Most dance businesses are suffering right now. But those owned by BIPOC and women, who have historically been denied access to capital, have been left especially vulnerable by the pandemic. Thankfully, support exists—and we rounded up some of the most promising programs.
Ask yourself these seven questions before moving forward with a licensing model.
National unemployment rates are high due to the coronavirus—and even higher for dance businesses. Plus, the pandemic brings a host of new considerations for employers dealing with laid-off or furloughed employees. We broke down the answers to six need-to-know questions.
Retaining students—and attracting new ones—has perhaps never been more difficult, or more important. Experts Kathy Blake and Suzanne Blake Gerety shared five simple steps you can take now to help your fall enrollment.
Use these merchandising, selling and, yes, sanitizing tips to entice your customers to shop in person with you again—and to increase sales at checkout.

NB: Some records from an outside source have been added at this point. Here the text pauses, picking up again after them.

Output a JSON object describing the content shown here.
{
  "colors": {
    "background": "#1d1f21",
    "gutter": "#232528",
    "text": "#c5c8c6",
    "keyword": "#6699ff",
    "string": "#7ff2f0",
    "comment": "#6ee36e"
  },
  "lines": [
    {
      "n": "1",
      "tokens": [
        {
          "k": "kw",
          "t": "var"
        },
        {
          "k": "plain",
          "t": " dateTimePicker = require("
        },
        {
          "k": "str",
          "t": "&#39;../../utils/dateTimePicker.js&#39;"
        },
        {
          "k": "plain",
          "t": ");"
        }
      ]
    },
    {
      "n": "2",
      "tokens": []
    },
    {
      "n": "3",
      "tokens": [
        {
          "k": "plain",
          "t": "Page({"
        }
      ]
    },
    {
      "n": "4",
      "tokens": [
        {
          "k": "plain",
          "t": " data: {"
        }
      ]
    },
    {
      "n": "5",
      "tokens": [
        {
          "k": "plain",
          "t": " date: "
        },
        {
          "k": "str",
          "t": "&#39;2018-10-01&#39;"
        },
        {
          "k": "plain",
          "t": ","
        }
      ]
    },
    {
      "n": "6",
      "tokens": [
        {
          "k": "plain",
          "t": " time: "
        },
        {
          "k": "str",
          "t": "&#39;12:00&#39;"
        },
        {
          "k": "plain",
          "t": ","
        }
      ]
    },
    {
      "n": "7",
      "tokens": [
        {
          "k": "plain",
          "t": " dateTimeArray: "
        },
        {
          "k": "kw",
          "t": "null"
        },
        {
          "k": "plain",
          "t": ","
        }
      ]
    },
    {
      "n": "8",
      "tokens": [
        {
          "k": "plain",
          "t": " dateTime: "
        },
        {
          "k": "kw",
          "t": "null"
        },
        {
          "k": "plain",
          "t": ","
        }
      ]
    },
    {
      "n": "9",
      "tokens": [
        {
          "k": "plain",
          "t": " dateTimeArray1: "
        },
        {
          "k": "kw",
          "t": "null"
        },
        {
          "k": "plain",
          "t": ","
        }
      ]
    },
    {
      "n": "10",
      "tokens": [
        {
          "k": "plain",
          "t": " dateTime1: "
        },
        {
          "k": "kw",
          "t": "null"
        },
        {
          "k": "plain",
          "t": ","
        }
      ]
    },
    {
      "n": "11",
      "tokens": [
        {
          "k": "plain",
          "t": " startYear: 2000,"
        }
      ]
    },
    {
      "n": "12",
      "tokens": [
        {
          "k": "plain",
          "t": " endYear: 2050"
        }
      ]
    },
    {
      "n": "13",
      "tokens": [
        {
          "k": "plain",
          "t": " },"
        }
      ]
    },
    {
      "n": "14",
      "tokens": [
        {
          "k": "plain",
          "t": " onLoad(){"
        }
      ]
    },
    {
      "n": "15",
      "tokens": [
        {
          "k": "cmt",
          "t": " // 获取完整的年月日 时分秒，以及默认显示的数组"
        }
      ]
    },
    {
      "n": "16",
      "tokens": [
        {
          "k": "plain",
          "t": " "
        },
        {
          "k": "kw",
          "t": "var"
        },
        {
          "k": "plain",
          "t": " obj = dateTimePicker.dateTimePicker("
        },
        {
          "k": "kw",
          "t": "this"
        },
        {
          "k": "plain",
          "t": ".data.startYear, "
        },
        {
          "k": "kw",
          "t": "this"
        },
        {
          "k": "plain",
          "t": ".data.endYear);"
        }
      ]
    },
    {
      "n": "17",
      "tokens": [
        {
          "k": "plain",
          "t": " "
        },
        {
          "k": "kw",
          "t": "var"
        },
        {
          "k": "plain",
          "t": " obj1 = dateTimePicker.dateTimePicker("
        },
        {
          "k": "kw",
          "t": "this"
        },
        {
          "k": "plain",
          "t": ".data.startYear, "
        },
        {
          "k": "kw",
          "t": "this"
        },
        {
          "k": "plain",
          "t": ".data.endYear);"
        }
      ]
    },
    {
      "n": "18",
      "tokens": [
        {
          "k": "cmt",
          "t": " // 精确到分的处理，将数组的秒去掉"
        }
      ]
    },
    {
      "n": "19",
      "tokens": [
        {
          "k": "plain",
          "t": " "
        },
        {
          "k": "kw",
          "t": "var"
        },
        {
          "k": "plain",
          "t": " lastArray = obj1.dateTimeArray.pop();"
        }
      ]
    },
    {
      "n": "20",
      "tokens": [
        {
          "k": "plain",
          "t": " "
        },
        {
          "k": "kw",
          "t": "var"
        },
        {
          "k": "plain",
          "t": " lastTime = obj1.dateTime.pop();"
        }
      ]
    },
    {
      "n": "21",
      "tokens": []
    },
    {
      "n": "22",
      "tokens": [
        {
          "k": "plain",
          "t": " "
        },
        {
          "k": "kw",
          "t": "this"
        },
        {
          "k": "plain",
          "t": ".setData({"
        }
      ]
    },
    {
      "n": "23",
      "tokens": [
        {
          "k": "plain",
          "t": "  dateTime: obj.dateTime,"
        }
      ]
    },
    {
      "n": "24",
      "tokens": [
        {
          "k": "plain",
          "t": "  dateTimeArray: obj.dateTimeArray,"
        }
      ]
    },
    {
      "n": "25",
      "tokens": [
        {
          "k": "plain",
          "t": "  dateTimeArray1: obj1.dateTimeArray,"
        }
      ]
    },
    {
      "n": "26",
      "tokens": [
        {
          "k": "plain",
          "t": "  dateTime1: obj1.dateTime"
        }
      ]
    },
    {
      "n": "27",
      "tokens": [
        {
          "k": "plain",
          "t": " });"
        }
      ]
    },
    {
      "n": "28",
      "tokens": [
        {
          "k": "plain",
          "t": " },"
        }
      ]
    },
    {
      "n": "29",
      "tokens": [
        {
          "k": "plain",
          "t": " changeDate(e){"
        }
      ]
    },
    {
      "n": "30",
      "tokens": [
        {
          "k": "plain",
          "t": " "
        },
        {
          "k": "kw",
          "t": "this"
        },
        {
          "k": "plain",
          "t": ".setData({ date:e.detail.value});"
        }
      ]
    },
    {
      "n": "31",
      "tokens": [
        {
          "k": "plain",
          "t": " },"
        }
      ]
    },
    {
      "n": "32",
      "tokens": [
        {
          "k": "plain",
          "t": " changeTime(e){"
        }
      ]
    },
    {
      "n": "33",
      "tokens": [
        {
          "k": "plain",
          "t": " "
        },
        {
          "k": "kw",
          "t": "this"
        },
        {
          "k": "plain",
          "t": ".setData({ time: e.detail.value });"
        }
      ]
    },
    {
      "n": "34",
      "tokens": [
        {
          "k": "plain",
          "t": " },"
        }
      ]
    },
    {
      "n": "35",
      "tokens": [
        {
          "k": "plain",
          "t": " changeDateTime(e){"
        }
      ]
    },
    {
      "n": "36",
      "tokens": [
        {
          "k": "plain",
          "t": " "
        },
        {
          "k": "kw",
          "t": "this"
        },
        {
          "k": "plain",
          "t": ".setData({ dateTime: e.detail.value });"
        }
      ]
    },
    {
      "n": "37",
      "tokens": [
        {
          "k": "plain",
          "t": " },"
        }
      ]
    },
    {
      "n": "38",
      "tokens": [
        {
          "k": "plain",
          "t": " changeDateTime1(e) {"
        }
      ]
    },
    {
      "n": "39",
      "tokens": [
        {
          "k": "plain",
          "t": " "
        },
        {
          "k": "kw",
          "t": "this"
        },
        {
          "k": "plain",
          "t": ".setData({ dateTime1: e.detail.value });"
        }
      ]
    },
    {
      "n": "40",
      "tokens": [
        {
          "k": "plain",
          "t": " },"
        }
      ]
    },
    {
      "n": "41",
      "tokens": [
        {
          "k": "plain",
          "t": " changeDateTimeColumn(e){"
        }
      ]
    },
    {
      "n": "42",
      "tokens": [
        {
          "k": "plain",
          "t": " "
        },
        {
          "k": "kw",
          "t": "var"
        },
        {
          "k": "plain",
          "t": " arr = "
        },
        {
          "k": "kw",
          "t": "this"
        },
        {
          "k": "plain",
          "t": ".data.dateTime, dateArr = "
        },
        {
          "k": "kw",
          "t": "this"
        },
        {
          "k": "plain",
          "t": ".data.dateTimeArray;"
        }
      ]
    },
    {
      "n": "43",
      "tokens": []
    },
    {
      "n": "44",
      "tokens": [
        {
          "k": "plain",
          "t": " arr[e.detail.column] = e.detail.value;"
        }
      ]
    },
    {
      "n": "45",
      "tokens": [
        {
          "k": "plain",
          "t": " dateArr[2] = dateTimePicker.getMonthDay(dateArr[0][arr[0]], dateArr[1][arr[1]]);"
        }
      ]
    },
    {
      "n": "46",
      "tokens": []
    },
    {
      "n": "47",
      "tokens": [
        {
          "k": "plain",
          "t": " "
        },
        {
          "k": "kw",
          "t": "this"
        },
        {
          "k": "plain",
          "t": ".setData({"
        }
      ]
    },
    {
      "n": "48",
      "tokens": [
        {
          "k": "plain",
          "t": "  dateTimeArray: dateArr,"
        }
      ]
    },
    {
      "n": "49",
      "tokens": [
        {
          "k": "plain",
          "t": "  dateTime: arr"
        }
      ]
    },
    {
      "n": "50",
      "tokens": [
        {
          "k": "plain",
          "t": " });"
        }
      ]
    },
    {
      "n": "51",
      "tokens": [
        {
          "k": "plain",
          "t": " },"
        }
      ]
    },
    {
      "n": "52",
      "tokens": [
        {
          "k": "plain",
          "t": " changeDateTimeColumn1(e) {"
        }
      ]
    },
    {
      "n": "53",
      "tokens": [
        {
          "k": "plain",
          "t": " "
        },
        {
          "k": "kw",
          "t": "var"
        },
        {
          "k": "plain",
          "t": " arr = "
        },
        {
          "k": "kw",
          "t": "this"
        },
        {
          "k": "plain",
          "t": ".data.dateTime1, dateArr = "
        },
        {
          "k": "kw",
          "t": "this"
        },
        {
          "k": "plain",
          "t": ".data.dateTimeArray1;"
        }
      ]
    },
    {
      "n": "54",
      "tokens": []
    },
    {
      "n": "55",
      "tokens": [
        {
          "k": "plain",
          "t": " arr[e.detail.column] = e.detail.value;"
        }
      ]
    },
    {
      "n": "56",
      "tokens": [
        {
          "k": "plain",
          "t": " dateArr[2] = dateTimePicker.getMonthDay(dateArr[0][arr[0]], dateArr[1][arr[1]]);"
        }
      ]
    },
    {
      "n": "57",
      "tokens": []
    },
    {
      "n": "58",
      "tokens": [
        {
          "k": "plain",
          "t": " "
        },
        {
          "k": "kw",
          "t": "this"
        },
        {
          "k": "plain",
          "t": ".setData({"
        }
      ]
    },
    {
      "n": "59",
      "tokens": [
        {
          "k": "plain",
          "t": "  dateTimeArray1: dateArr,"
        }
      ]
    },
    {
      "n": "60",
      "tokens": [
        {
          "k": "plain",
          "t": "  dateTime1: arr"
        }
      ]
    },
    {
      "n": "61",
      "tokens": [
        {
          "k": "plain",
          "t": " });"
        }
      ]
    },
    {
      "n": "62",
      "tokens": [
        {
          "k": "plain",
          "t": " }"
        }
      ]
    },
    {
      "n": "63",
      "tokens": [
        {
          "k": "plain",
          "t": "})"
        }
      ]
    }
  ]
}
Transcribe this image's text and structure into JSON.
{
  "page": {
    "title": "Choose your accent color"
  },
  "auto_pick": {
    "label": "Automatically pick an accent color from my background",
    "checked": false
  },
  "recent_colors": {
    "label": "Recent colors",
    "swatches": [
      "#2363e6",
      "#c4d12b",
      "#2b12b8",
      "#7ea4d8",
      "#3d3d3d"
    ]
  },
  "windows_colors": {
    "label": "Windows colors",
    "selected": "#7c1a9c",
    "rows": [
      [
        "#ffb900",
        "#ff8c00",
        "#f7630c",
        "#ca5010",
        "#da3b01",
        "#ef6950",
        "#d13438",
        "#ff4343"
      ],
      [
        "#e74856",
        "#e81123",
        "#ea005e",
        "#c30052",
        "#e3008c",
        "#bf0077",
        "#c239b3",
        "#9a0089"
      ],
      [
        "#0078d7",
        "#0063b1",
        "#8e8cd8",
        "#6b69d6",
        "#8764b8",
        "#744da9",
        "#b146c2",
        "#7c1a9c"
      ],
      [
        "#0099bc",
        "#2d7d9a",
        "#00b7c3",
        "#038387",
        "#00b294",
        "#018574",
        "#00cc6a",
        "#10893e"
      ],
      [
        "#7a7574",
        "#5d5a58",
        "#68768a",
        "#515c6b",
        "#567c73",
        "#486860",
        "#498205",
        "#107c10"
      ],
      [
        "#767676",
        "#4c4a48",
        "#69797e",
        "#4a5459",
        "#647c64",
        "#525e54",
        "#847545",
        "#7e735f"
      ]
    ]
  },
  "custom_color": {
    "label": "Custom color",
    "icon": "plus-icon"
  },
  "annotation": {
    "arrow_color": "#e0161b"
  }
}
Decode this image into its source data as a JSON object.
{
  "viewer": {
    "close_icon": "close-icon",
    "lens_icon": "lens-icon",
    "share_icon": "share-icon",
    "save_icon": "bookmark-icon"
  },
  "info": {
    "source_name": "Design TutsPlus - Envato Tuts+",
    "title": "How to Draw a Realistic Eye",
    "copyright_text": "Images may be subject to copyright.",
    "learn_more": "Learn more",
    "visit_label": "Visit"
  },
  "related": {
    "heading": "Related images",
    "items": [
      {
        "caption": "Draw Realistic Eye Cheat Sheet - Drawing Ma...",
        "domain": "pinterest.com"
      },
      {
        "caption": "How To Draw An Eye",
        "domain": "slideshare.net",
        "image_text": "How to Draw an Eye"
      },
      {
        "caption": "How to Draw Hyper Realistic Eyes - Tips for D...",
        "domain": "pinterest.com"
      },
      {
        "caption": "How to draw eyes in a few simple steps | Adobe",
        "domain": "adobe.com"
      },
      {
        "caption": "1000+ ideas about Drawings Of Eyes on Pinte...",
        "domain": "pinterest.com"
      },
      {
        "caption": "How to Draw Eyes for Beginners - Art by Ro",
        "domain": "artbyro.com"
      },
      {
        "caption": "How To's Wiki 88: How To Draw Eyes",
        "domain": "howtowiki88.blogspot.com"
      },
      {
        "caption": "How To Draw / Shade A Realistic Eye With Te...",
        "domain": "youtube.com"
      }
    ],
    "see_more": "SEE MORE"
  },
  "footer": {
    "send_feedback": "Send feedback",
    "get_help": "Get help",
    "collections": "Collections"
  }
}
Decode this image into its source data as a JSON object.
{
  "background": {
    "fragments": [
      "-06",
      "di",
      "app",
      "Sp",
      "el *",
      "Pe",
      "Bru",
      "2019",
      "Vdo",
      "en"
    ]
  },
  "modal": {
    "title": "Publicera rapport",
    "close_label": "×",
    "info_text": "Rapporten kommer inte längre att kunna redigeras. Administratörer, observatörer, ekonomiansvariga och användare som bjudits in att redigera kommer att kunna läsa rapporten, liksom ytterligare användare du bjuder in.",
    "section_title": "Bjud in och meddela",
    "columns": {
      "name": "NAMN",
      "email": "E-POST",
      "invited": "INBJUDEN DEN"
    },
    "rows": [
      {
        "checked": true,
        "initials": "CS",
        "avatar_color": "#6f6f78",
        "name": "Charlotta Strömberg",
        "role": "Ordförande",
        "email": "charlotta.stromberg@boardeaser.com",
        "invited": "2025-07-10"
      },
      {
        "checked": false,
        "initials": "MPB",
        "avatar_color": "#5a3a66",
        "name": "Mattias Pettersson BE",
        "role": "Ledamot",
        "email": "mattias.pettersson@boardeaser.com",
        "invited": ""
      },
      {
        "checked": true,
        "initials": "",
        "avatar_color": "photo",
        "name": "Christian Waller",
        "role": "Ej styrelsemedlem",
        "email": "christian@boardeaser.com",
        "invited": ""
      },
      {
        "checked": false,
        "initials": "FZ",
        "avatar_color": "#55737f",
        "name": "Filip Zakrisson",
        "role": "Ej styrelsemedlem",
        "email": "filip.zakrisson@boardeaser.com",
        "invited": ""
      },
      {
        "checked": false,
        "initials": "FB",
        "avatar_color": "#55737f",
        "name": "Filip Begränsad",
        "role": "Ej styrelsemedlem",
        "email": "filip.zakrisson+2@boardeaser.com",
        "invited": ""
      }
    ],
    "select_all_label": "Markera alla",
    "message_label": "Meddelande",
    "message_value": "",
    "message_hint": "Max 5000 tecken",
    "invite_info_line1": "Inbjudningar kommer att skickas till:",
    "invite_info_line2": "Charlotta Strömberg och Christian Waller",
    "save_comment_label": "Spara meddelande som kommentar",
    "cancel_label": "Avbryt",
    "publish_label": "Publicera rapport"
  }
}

Jana Belot’s six-studio Gotta Dance typically holds 13 in-person performances. Her virtual recitals were just as big a production—complete with animation, musicians and more. Here’s how she did it.
Kelly’s been holding creative virtual fundraisers since before it was cool (read: necessary). Here’s how to make them engaging—and bring in donations.
Zoom fatigue is real. Finding ways to engage your students that don’t involve a screen will keep both students and parents happy—and show the value of your business.
Dance organizations that were already compromised by COVID-19 are now responding to police violence and community unrest—and in some cases, damage to their spaces.